Black crepe dress, ornamented with silver sequins, glass beads and rhinestones. Made by François Bacus, Lunéville, France.

The beaded and spangled embroidery created with a tiny hook, called broderie de Lunéville, reached its height in the 1920s. Started in the 1890s, this cottage industry employed 24,000 workers who carried out designs for famous couturiers. The economic crash of 1929 greatly diminished the demand for this elegant product, though some lacemaking continued into the 1950s there.

When donated to the Museum, the dress was accompanied by a business card from François Bacus, 11, Rue des Bosquets, Lunéville.
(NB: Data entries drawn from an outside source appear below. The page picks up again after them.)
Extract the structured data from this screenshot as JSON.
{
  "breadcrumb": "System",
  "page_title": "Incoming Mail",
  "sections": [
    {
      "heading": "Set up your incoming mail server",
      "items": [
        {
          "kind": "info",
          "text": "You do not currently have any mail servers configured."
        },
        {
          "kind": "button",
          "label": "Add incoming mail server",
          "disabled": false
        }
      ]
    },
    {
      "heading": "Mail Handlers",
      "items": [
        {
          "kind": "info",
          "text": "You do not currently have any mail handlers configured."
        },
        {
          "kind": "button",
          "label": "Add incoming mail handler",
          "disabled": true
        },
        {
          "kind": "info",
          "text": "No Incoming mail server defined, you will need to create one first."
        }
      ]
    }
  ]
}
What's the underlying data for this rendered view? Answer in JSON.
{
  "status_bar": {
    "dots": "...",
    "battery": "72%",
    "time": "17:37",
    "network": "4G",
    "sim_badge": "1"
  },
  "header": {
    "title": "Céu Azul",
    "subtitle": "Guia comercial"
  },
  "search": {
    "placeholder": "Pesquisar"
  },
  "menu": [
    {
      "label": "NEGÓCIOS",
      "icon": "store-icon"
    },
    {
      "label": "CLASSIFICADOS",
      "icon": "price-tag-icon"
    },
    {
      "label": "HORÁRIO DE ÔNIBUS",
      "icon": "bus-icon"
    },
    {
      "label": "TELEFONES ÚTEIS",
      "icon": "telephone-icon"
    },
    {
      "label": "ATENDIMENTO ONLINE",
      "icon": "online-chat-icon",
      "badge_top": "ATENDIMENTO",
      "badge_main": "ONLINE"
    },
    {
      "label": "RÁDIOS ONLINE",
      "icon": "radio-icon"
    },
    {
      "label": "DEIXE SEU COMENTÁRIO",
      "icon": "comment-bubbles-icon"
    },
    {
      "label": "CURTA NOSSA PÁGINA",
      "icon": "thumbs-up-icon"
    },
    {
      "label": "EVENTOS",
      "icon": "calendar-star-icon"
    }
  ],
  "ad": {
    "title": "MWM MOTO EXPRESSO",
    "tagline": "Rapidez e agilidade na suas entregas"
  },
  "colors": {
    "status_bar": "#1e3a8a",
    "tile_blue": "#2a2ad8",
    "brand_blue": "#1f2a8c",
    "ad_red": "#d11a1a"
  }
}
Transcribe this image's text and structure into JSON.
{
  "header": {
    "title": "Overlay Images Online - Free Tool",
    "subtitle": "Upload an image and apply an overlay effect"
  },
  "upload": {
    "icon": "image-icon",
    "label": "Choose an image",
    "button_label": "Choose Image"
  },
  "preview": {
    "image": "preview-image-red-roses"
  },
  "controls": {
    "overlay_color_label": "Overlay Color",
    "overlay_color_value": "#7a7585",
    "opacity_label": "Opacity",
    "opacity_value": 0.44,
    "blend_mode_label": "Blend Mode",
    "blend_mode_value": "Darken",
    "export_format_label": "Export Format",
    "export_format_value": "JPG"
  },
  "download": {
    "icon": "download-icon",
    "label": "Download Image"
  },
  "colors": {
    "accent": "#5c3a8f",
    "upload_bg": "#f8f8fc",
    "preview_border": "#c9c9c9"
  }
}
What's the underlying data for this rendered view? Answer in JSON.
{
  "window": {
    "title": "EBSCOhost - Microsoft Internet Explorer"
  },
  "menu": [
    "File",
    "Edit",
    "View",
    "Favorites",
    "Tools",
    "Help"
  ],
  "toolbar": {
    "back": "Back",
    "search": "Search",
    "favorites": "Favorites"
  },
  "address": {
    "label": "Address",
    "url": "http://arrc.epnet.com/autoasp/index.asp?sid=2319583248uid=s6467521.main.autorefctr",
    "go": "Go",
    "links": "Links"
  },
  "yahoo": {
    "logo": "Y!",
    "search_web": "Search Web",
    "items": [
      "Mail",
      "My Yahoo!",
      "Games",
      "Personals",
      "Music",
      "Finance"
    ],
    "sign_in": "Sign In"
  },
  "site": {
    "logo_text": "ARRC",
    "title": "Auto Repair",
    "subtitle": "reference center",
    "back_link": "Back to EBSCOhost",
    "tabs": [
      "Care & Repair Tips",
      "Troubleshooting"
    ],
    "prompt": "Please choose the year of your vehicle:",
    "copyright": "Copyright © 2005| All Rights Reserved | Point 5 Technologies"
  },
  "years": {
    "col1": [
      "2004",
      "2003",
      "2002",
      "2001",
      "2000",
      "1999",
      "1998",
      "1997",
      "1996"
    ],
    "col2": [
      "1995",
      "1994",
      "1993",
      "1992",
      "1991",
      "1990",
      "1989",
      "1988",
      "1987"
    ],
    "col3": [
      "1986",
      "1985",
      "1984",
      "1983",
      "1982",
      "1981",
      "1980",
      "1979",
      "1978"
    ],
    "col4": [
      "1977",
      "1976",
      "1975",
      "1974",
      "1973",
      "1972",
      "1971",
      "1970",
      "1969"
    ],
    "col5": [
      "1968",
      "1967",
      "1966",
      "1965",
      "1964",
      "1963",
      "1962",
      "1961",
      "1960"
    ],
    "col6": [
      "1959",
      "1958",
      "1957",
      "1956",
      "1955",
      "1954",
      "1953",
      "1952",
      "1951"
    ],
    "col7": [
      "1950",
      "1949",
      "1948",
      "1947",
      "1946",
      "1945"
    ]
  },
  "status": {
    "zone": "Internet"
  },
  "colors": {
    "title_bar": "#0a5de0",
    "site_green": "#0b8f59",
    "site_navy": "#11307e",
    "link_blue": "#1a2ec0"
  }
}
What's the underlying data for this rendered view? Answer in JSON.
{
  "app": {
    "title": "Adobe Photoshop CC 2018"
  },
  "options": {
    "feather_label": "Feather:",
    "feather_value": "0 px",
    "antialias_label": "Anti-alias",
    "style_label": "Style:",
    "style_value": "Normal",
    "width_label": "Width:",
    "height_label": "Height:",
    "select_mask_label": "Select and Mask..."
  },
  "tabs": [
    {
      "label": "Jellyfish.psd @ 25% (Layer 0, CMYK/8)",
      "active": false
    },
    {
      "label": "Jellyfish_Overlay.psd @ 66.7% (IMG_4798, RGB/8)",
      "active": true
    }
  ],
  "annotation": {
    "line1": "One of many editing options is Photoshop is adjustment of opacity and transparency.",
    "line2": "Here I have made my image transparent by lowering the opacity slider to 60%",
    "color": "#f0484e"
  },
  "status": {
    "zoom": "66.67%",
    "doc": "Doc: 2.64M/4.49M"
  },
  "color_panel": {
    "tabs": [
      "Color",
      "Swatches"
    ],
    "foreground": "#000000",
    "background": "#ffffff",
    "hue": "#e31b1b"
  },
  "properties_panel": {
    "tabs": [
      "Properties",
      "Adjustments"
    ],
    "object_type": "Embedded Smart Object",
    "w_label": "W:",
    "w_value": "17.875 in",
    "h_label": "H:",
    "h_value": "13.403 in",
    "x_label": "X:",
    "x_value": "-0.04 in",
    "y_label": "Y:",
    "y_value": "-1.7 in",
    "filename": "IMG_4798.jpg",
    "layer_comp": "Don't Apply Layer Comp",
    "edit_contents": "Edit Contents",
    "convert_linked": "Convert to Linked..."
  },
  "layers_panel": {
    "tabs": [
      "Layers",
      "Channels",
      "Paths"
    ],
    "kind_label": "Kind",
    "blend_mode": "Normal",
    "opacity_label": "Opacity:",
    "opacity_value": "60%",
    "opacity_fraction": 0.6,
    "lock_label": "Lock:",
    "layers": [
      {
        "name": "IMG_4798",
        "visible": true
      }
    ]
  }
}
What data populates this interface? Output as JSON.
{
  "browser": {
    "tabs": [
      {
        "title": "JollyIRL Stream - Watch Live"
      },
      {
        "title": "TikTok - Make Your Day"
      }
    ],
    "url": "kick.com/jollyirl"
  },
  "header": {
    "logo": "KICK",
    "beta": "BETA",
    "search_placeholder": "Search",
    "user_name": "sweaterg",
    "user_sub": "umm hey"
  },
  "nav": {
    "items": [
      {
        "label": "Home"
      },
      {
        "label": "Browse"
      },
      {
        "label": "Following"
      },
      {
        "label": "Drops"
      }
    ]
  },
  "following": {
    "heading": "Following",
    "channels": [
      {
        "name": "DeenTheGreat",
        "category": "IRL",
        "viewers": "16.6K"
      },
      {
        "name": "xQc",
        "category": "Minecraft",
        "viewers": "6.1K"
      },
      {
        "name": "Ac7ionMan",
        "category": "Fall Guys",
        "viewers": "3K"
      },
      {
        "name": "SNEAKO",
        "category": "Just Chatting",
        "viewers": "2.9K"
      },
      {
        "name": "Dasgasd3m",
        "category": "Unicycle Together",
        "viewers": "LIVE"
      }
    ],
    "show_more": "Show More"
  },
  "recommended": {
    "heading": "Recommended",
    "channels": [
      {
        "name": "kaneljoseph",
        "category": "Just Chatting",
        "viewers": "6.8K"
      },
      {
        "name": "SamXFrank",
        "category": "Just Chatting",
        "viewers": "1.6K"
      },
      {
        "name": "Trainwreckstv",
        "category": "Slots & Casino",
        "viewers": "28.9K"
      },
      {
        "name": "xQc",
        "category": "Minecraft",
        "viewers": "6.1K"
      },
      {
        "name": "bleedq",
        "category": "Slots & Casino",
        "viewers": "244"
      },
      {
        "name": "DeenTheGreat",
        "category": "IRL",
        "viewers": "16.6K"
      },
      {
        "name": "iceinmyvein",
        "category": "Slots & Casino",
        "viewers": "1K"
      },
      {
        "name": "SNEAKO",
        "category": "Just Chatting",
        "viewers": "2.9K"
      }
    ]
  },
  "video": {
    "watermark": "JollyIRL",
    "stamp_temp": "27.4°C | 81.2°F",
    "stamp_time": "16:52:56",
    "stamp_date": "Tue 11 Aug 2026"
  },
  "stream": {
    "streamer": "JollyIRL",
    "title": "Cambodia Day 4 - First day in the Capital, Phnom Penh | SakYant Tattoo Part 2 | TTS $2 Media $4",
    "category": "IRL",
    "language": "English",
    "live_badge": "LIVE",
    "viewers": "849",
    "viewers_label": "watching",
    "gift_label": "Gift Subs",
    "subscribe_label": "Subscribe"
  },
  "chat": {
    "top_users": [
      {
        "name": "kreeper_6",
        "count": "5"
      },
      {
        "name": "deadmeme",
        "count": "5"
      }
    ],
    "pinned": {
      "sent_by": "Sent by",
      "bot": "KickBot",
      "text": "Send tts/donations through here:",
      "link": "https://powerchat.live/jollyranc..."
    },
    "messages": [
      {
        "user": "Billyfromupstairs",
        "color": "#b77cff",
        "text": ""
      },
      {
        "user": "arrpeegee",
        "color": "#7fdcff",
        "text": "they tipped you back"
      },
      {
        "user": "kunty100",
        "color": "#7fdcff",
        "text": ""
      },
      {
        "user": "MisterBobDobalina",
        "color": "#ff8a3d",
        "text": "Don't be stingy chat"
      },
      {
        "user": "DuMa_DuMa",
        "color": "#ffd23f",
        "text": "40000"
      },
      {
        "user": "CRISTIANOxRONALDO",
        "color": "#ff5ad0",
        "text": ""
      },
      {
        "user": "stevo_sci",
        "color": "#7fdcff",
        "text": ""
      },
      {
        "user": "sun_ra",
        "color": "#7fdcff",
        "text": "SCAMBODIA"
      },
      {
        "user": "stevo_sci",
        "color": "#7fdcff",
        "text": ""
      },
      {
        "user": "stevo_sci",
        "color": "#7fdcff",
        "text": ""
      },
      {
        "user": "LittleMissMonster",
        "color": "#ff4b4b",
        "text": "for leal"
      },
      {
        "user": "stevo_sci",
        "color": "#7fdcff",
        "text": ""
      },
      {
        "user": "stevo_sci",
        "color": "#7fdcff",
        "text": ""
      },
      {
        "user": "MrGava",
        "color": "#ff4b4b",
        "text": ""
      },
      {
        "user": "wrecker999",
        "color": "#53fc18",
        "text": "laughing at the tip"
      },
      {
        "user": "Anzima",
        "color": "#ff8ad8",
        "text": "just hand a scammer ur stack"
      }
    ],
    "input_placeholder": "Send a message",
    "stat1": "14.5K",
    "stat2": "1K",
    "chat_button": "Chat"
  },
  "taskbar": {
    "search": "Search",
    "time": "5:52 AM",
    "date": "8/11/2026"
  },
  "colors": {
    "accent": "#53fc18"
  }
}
Lunéville is in the Lorraine region of eastern France, 420 km or about four hours east of Paris.

TEXTILE TUESDAYS: Each Tuesday we post a piece from our textile collection.  Some items have been on exhibit, some will eventually be shown in our new Historic Textiles Gallery and some may be just too fragile to display.  We hope you enjoy our selection each week – do let us know if there’s something in particular you’d like to see on TEXTILE TUESDAY! #TextileTuesday